EXERCISE GOAL:
Set every line of the data down again exactly, and keep the pictures out.

INPUT MATERIAL:
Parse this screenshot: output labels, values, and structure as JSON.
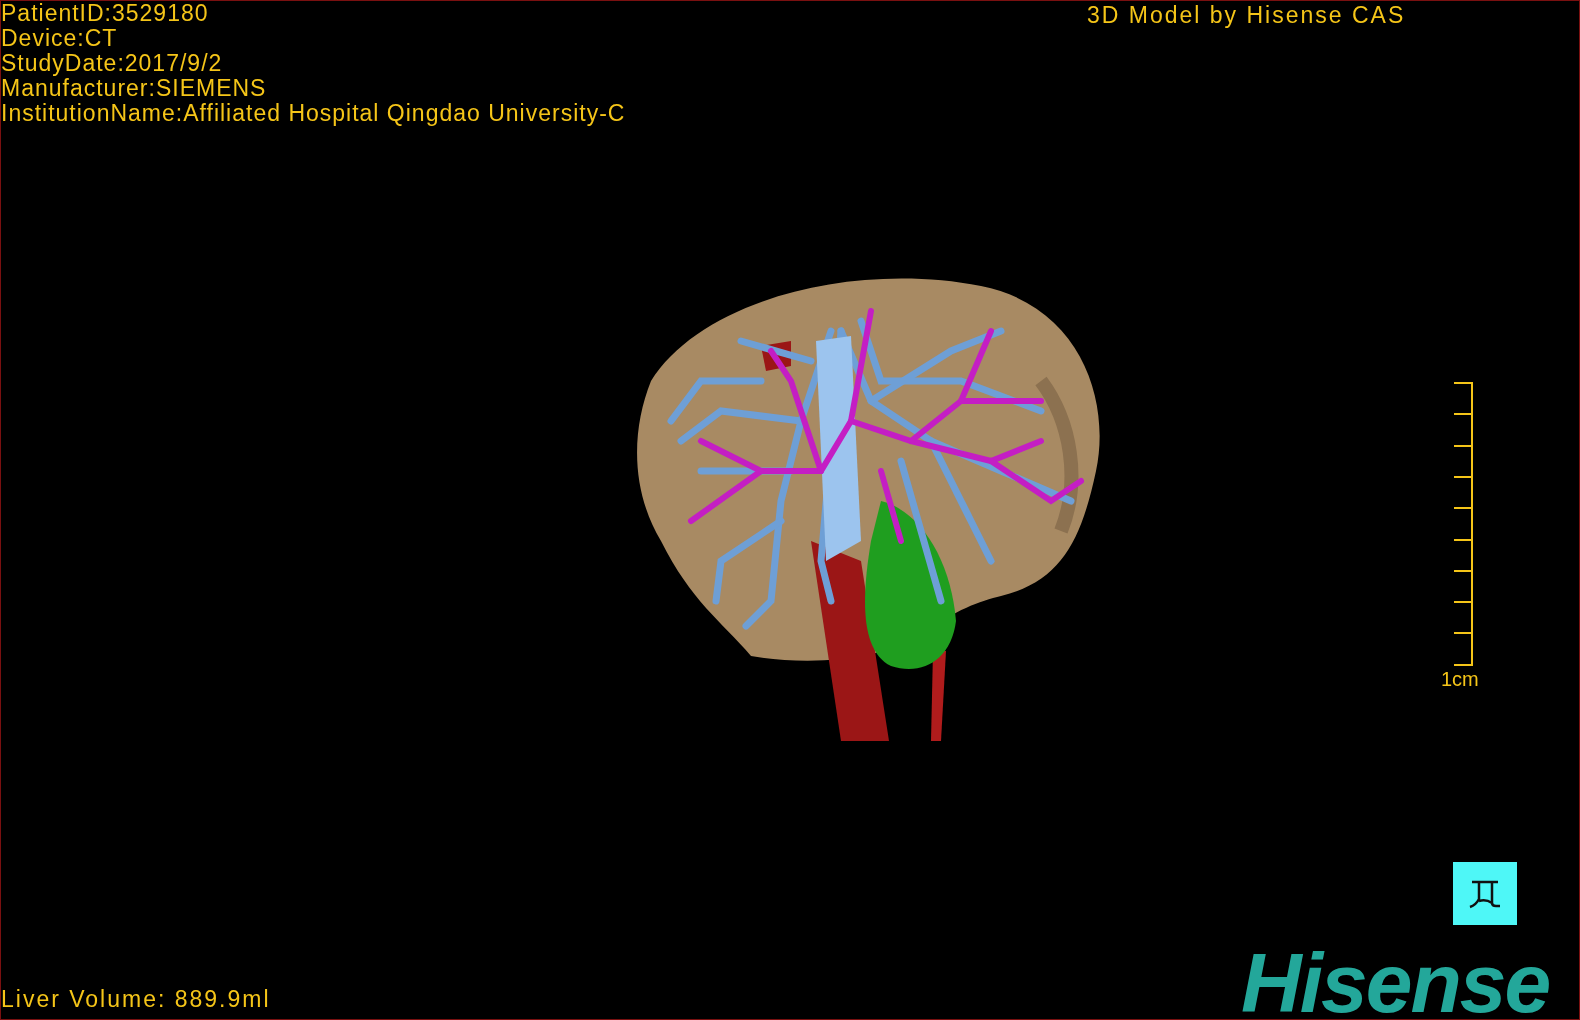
{
  "study_info": [
    "PatientID:3529180",
    "Device:CT",
    "StudyDate:2017/9/2",
    "Manufacturer:SIEMENS",
    "InstitutionName:Affiliated Hospital Qingdao University-C"
  ],
  "model_title": "3D Model by Hisense CAS",
  "scale_bar": {
    "label": "1cm"
  },
  "liver_volume": "Liver Volume: 889.9ml",
  "brand_logo": "Hisense"
}
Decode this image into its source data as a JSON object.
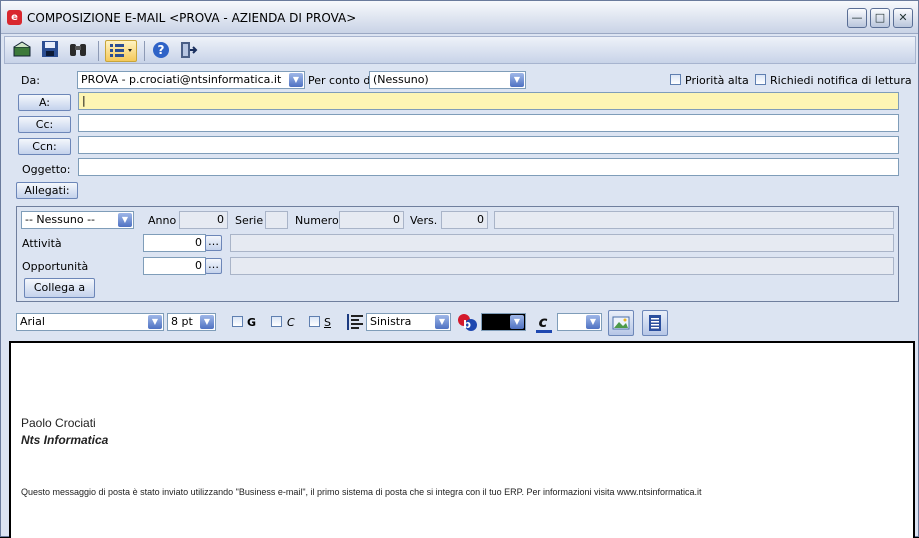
{
  "window": {
    "title": "COMPOSIZIONE E-MAIL <PROVA - AZIENDA DI PROVA>"
  },
  "header": {
    "da_label": "Da:",
    "da_value": "PROVA - p.crociati@ntsinformatica.it",
    "per_conto_label": "Per conto di",
    "per_conto_value": "(Nessuno)",
    "priorita_label": "Priorità alta",
    "notifica_label": "Richiedi notifica di lettura",
    "a_button": "A:",
    "a_value": "|",
    "cc_button": "Cc:",
    "cc_value": "",
    "ccn_button": "Ccn:",
    "ccn_value": "",
    "oggetto_label": "Oggetto:",
    "oggetto_value": "",
    "allegati_button": "Allegati:"
  },
  "panel": {
    "tipo_value": "-- Nessuno --",
    "anno_label": "Anno",
    "anno_value": "0",
    "serie_label": "Serie",
    "serie_value": "",
    "numero_label": "Numero",
    "numero_value": "0",
    "vers_label": "Vers.",
    "vers_value": "0",
    "attivita_label": "Attività",
    "attivita_value": "0",
    "opportunita_label": "Opportunità",
    "opportunita_value": "0",
    "collega_button": "Collega a"
  },
  "format": {
    "font_value": "Arial",
    "size_value": "8 pt",
    "bold_label": "G",
    "italic_label": "C",
    "underline_label": "S",
    "align_value": "Sinistra"
  },
  "body": {
    "sig_name": "Paolo Crociati",
    "sig_company": "Nts Informatica",
    "footer_text": "Questo messaggio di posta è stato inviato utilizzando \"Business e-mail\", il primo sistema di posta che si integra con il tuo ERP. Per informazioni visita www.ntsinformatica.it"
  },
  "colors": {
    "accent": "#3a6fd0",
    "required_field": "#fdf5b4",
    "fore_color": "#000000"
  }
}
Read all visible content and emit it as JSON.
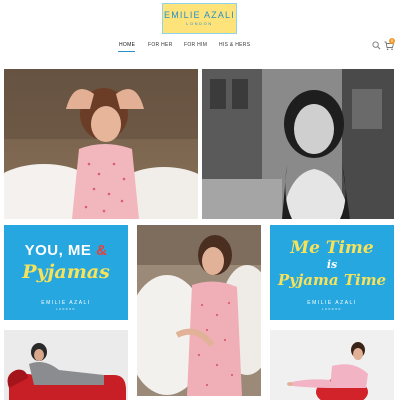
{
  "header": {
    "logo_name": "EMILIE AZALI",
    "logo_city": "LONDON"
  },
  "nav": {
    "items": [
      {
        "label": "HOME",
        "active": true
      },
      {
        "label": "FOR HER",
        "active": false
      },
      {
        "label": "FOR HIM",
        "active": false
      },
      {
        "label": "HIS & HERS",
        "active": false
      }
    ]
  },
  "cart": {
    "count": "0"
  },
  "icons": {
    "search": "search-icon",
    "cart": "cart-icon"
  },
  "promos": {
    "you_me_pyjamas": {
      "line1": "YOU, ME",
      "amp": "&",
      "line2": "Pyjamas",
      "brand": "EMILIE AZALI",
      "city": "LONDON"
    },
    "me_time": {
      "line1": "Me Time",
      "line2": "is",
      "line3": "Pyjama Time",
      "brand": "EMILIE AZALI",
      "city": "LONDON"
    }
  },
  "colors": {
    "accent_blue": "#27a7df",
    "logo_yellow": "#fde37a",
    "promo_yellow": "#f7e25a",
    "promo_red": "#e8413c",
    "badge_orange": "#f39c2b"
  }
}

COMPLETED TASK:
Parse this screenshot: output labels, values, and structure as JSON.
{
  "study_info": [
    "PatientID:3529180",
    "Device:CT",
    "StudyDate:2017/9/2",
    "Manufacturer:SIEMENS",
    "InstitutionName:Affiliated Hospital Qingdao University-C"
  ],
  "model_title": "3D Model by Hisense CAS",
  "scale_bar": {
    "label": "1cm"
  },
  "liver_volume": "Liver Volume: 889.9ml",
  "brand_logo": "Hisense"
}
Decode this image into its source data as a JSON object.
{
  "window": {
    "title": "COMPOSIZIONE E-MAIL <PROVA - AZIENDA DI PROVA>"
  },
  "header": {
    "da_label": "Da:",
    "da_value": "PROVA - p.crociati@ntsinformatica.it",
    "per_conto_label": "Per conto di",
    "per_conto_value": "(Nessuno)",
    "priorita_label": "Priorità alta",
    "notifica_label": "Richiedi notifica di lettura",
    "a_button": "A:",
    "a_value": "|",
    "cc_button": "Cc:",
    "cc_value": "",
    "ccn_button": "Ccn:",
    "ccn_value": "",
    "oggetto_label": "Oggetto:",
    "oggetto_value": "",
    "allegati_button": "Allegati:"
  },
  "panel": {
    "tipo_value": "-- Nessuno --",
    "anno_label": "Anno",
    "anno_value": "0",
    "serie_label": "Serie",
    "serie_value": "",
    "numero_label": "Numero",
    "numero_value": "0",
    "vers_label": "Vers.",
    "vers_value": "0",
    "attivita_label": "Attività",
    "attivita_value": "0",
    "opportunita_label": "Opportunità",
    "opportunita_value": "0",
    "collega_button": "Collega a"
  },
  "format": {
    "font_value": "Arial",
    "size_value": "8 pt",
    "bold_label": "G",
    "italic_label": "C",
    "underline_label": "S",
    "align_value": "Sinistra"
  },
  "body": {
    "sig_name": "Paolo Crociati",
    "sig_company": "Nts Informatica",
    "footer_text": "Questo messaggio di posta è stato inviato utilizzando \"Business e-mail\", il primo sistema di posta che si integra con il tuo ERP. Per informazioni visita www.ntsinformatica.it"
  },
  "colors": {
    "accent": "#3a6fd0",
    "required_field": "#fdf5b4",
    "fore_color": "#000000"
  }
}
Read all visible content and emit it as JSON.
{
  "header": {
    "logo_name": "EMILIE AZALI",
    "logo_city": "LONDON"
  },
  "nav": {
    "items": [
      {
        "label": "HOME",
        "active": true
      },
      {
        "label": "FOR HER",
        "active": false
      },
      {
        "label": "FOR HIM",
        "active": false
      },
      {
        "label": "HIS & HERS",
        "active": false
      }
    ]
  },
  "cart": {
    "count": "0"
  },
  "icons": {
    "search": "search-icon",
    "cart": "cart-icon"
  },
  "promos": {
    "you_me_pyjamas": {
      "line1": "YOU, ME",
      "amp": "&",
      "line2": "Pyjamas",
      "brand": "EMILIE AZALI",
      "city": "LONDON"
    },
    "me_time": {
      "line1": "Me Time",
      "line2": "is",
      "line3": "Pyjama Time",
      "brand": "EMILIE AZALI",
      "city": "LONDON"
    }
  },
  "colors": {
    "accent_blue": "#27a7df",
    "logo_yellow": "#fde37a",
    "promo_yellow": "#f7e25a",
    "promo_red": "#e8413c",
    "badge_orange": "#f39c2b"
  }
}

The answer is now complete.